(Website and app data records)
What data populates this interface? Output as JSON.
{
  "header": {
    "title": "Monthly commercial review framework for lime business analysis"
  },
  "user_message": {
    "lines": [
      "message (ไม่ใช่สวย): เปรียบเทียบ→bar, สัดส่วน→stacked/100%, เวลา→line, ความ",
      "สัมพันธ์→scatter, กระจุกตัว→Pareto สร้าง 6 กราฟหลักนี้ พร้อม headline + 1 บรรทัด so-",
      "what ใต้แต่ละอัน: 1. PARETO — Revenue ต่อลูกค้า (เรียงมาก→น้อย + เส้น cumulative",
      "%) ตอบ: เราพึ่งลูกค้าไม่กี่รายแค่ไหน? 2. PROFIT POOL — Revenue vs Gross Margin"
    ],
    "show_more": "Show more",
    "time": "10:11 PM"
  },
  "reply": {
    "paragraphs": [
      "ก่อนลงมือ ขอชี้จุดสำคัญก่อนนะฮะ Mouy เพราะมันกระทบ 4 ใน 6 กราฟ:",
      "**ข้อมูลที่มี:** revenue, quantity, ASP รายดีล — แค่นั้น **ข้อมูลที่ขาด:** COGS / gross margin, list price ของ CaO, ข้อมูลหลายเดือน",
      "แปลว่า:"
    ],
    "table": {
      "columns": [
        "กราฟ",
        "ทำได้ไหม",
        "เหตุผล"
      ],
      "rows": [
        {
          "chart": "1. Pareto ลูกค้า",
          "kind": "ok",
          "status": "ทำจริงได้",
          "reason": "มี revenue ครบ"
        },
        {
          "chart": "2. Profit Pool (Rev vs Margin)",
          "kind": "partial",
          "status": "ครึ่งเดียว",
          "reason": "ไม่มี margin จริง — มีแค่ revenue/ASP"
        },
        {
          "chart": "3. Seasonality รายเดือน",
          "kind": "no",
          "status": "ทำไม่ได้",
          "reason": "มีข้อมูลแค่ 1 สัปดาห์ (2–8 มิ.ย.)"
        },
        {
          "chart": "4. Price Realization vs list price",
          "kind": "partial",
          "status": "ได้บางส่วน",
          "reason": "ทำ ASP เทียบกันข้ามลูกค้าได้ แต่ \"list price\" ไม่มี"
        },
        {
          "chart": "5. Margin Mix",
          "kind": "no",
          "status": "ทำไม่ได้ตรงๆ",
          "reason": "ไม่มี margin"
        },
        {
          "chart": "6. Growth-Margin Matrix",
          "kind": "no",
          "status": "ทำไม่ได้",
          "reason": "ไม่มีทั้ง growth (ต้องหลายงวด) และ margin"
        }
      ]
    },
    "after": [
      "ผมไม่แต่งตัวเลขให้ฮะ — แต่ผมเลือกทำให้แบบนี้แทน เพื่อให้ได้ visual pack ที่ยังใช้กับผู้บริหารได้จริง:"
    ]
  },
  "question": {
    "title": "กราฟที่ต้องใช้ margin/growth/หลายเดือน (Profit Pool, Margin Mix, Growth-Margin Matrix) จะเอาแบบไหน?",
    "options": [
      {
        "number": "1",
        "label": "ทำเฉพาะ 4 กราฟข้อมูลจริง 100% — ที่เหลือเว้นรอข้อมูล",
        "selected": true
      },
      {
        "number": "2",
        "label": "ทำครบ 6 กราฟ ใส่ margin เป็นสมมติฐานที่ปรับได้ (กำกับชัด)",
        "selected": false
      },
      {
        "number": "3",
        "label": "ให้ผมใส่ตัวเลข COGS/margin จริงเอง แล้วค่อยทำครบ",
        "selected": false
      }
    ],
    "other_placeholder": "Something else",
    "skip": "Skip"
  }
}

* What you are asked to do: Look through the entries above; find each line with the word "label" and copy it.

* Written response:
        "label": "ทำเฉพาะ 4 กราฟข้อมูลจริง 100% — ที่เหลือเว้นรอข้อมูล",
        "label": "ทำครบ 6 กราฟ ใส่ margin เป็นสมมติฐานที่ปรับได้ (กำกับชัด)",
        "label": "ให้ผมใส่ตัวเลข COGS/margin จริงเอง แล้วค่อยทำครบ",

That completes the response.